Low insulation standards and obsolete heating systems of a large amount of buildings in Europe account for disproportional energy consumption. Within this project, the holistic renovation and the results from the monitoring activity of buildings from a field test, located in Southern Germany, are presented. The buildings, built at the end of the 1950s, have been retrofitted with seven different refurbishment layouts. The layouts differ in insulation and engineering system. An installed monitoring system collects thermal indoor environmental conditions and air quality conditions in rooms, as well as data about energy flows at delivery, distribution, storage and generation level, at high time resolution. The monitoring system allows a comparison between the real and the expected energy consumption of the buildings. The energy performance gap was identified and quantified for each refurbishment solution (with values up to 287% based on calculated savings): on average, the energy performance gap of the entire field test varied from 117% in 2011, 107% in 2012, 41% in 2013 and 60% in 2014. The occupants’ behavior has been identified as one of the causes for the energy performance gap. Further causes are mistakes in the installation, and malfunctioning of the engineering system. The importance of a monitoring system for buildings with a complex engineering system was confirmed.

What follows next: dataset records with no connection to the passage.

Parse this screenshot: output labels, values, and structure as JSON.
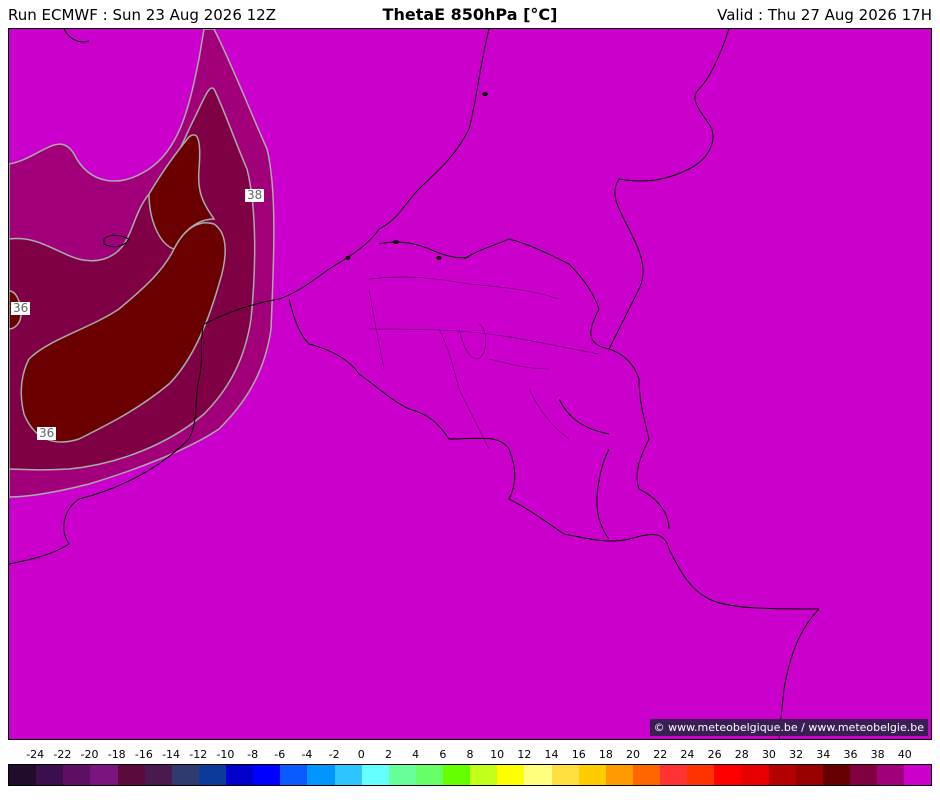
{
  "header": {
    "run_label": "Run ECMWF : Sun 23 Aug 2026 12Z",
    "title": "ThetaE 850hPa [°C]",
    "valid_label": "Valid : Thu 27 Aug 2026 17H"
  },
  "map": {
    "background_color": "#cc00cc",
    "contour_labels": [
      "38",
      "36",
      "36"
    ],
    "copyright": "© www.meteobelgique.be / www.meteobelgie.be"
  },
  "legend": {
    "ticks": [
      "-24",
      "-22",
      "-20",
      "-18",
      "-16",
      "-14",
      "-12",
      "-10",
      "-8",
      "-6",
      "-4",
      "-2",
      "0",
      "2",
      "4",
      "6",
      "8",
      "10",
      "12",
      "14",
      "16",
      "18",
      "20",
      "22",
      "24",
      "26",
      "28",
      "30",
      "32",
      "34",
      "36",
      "38",
      "40"
    ],
    "colors": [
      "#220c2c",
      "#3b0e4d",
      "#5e0e63",
      "#7a1580",
      "#5a0a3c",
      "#4a1a4f",
      "#2f3a6e",
      "#0b3a9a",
      "#0000cc",
      "#0000ff",
      "#0a5bff",
      "#0095ff",
      "#2ec4ff",
      "#66ffff",
      "#66ff99",
      "#66ff66",
      "#66ff00",
      "#bfff1a",
      "#ffff00",
      "#ffff80",
      "#ffe040",
      "#ffcc00",
      "#ff9900",
      "#ff6600",
      "#ff3333",
      "#ff3300",
      "#ff0000",
      "#e60000",
      "#b30000",
      "#990000",
      "#660000",
      "#800040",
      "#a0007a",
      "#cc00cc"
    ]
  }
}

Calì, D., Osterhage, T., Streblow, R., & Müller, D. (2016). Energy performance gap in refurbished German dwellings: Lessons learned from a field test. Energy and Buildings, 127, 1146-1158. https://doi.org/10.1016/j.enbuild.2016.05.020